GOAL OF THE EXERCISE
The answer must be every line from the entries below that includes "this".

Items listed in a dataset
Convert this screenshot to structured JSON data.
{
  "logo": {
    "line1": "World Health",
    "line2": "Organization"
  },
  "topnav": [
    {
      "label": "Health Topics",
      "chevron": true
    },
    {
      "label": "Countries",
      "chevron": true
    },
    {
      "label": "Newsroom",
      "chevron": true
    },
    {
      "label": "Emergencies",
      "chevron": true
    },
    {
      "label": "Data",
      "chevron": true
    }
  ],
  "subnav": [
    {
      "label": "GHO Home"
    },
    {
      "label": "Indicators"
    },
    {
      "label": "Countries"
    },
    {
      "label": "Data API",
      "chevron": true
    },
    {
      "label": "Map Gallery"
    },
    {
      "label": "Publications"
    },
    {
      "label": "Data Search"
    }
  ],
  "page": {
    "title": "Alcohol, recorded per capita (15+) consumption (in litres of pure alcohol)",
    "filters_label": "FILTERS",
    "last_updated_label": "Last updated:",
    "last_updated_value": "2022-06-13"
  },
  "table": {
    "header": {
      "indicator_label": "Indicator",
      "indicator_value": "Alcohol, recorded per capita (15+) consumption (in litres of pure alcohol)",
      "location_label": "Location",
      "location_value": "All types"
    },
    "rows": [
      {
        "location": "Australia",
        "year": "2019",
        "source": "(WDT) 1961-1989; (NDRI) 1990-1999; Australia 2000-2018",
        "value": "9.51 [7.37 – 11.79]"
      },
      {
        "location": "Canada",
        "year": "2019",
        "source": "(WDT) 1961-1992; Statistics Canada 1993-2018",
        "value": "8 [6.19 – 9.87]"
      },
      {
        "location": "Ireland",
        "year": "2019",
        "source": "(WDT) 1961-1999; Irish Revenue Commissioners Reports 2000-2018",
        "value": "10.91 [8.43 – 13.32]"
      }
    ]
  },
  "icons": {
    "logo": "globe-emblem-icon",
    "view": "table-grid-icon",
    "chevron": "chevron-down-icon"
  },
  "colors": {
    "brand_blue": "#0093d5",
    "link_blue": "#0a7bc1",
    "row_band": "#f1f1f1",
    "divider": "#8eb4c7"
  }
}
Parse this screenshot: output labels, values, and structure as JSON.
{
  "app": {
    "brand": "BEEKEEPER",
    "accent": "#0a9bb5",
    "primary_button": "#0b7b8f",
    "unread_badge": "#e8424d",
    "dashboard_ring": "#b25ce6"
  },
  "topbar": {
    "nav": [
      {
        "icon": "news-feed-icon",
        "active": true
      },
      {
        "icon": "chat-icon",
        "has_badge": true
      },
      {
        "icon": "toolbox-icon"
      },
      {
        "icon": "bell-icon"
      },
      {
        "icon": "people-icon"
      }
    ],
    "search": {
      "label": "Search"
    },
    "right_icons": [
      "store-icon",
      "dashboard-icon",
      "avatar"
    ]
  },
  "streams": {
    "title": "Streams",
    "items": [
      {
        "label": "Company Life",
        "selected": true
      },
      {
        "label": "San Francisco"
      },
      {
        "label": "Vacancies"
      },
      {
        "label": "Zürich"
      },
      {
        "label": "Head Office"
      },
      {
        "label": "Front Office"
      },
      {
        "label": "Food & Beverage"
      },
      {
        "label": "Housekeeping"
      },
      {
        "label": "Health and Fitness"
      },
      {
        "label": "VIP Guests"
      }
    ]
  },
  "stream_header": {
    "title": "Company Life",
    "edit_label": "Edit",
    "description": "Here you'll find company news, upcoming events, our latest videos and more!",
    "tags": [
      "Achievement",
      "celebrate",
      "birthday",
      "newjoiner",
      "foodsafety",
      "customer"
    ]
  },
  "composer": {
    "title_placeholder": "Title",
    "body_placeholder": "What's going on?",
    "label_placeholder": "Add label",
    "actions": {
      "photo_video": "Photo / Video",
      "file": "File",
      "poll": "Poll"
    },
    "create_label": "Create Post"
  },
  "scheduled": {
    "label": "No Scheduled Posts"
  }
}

TASK RESPONSE
Convert this screenshot to structured JSON data.
Parse this screenshot: output labels, values, and structure as JSON.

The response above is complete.